WHAT YOU HAVE TO DO
Print out the records below with nothing altered.

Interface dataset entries
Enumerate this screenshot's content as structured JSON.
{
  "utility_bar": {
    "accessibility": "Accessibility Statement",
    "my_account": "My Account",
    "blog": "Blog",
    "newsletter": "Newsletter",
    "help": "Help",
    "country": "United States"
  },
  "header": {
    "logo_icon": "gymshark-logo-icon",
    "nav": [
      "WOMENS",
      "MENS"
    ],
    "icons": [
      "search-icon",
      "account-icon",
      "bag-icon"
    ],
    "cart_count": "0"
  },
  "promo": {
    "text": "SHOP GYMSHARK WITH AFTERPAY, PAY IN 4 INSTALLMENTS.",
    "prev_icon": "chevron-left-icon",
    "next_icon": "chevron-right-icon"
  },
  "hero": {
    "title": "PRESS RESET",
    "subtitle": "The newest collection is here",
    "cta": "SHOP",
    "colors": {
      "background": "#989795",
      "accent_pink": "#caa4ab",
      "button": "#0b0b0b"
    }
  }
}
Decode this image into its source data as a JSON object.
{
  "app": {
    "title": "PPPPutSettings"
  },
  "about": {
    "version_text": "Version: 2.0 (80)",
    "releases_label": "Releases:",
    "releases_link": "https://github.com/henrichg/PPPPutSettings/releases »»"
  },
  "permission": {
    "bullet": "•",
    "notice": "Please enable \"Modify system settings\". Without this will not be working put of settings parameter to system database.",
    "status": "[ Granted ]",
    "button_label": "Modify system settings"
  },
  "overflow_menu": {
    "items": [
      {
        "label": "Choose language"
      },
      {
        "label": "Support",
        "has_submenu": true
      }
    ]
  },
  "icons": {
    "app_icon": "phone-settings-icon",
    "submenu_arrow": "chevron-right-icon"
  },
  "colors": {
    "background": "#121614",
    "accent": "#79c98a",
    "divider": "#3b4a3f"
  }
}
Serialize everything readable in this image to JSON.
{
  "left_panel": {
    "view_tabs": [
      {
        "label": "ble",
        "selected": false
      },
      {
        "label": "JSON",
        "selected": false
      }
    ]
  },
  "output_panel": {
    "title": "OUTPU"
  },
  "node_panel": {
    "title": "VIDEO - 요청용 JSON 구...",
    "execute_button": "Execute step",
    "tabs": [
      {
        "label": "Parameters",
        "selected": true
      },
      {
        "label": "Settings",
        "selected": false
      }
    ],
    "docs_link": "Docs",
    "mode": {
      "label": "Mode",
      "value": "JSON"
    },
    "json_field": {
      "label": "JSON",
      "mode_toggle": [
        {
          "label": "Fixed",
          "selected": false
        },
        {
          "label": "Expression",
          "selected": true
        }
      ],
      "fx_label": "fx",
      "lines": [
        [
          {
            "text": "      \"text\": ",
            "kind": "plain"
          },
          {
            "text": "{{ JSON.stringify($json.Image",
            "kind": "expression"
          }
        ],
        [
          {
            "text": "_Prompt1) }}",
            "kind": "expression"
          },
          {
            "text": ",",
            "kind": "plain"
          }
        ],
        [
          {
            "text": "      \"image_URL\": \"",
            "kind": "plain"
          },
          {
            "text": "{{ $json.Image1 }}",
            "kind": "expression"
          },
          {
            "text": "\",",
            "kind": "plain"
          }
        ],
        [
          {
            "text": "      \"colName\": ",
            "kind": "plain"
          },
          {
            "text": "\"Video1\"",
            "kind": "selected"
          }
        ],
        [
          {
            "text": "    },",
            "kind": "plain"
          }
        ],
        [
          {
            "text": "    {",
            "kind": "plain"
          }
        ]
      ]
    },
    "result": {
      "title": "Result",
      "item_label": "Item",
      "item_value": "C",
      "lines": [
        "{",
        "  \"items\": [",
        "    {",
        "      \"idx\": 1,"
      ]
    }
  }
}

RESPONSE TO THIS TASK
Enumerate this screenshot's content as structured JSON.
{
  "utility_bar": {
    "accessibility": "Accessibility Statement",
    "my_account": "My Account",
    "blog": "Blog",
    "newsletter": "Newsletter",
    "help": "Help",
    "country": "United States"
  },
  "header": {
    "logo_icon": "gymshark-logo-icon",
    "nav": [
      "WOMENS",
      "MENS"
    ],
    "icons": [
      "search-icon",
      "account-icon",
      "bag-icon"
    ],
    "cart_count": "0"
  },
  "promo": {
    "text": "SHOP GYMSHARK WITH AFTERPAY, PAY IN 4 INSTALLMENTS.",
    "prev_icon": "chevron-left-icon",
    "next_icon": "chevron-right-icon"
  },
  "hero": {
    "title": "PRESS RESET",
    "subtitle": "The newest collection is here",
    "cta": "SHOP",
    "colors": {
      "background": "#989795",
      "accent_pink": "#caa4ab",
      "button": "#0b0b0b"
    }
  }
}
Decode this image into its source data as a JSON object.
{
  "app": {
    "title": "PPPPutSettings"
  },
  "about": {
    "version_text": "Version: 2.0 (80)",
    "releases_label": "Releases:",
    "releases_link": "https://github.com/henrichg/PPPPutSettings/releases »»"
  },
  "permission": {
    "bullet": "•",
    "notice": "Please enable \"Modify system settings\". Without this will not be working put of settings parameter to system database.",
    "status": "[ Granted ]",
    "button_label": "Modify system settings"
  },
  "overflow_menu": {
    "items": [
      {
        "label": "Choose language"
      },
      {
        "label": "Support",
        "has_submenu": true
      }
    ]
  },
  "icons": {
    "app_icon": "phone-settings-icon",
    "submenu_arrow": "chevron-right-icon"
  },
  "colors": {
    "background": "#121614",
    "accent": "#79c98a",
    "divider": "#3b4a3f"
  }
}
Serialize everything readable in this image to JSON.
{
  "left_panel": {
    "view_tabs": [
      {
        "label": "ble",
        "selected": false
      },
      {
        "label": "JSON",
        "selected": false
      }
    ]
  },
  "output_panel": {
    "title": "OUTPU"
  },
  "node_panel": {
    "title": "VIDEO - 요청용 JSON 구...",
    "execute_button": "Execute step",
    "tabs": [
      {
        "label": "Parameters",
        "selected": true
      },
      {
        "label": "Settings",
        "selected": false
      }
    ],
    "docs_link": "Docs",
    "mode": {
      "label": "Mode",
      "value": "JSON"
    },
    "json_field": {
      "label": "JSON",
      "mode_toggle": [
        {
          "label": "Fixed",
          "selected": false
        },
        {
          "label": "Expression",
          "selected": true
        }
      ],
      "fx_label": "fx",
      "lines": [
        [
          {
            "text": "      \"text\": ",
            "kind": "plain"
          },
          {
            "text": "{{ JSON.stringify($json.Image",
            "kind": "expression"
          }
        ],
        [
          {
            "text": "_Prompt1) }}",
            "kind": "expression"
          },
          {
            "text": ",",
            "kind": "plain"
          }
        ],
        [
          {
            "text": "      \"image_URL\": \"",
            "kind": "plain"
          },
          {
            "text": "{{ $json.Image1 }}",
            "kind": "expression"
          },
          {
            "text": "\",",
            "kind": "plain"
          }
        ],
        [
          {
            "text": "      \"colName\": ",
            "kind": "plain"
          },
          {
            "text": "\"Video1\"",
            "kind": "selected"
          }
        ],
        [
          {
            "text": "    },",
            "kind": "plain"
          }
        ],
        [
          {
            "text": "    {",
            "kind": "plain"
          }
        ]
      ]
    },
    "result": {
      "title": "Result",
      "item_label": "Item",
      "item_value": "C",
      "lines": [
        "{",
        "  \"items\": [",
        "    {",
        "      \"idx\": 1,"
      ]
    }
  }
}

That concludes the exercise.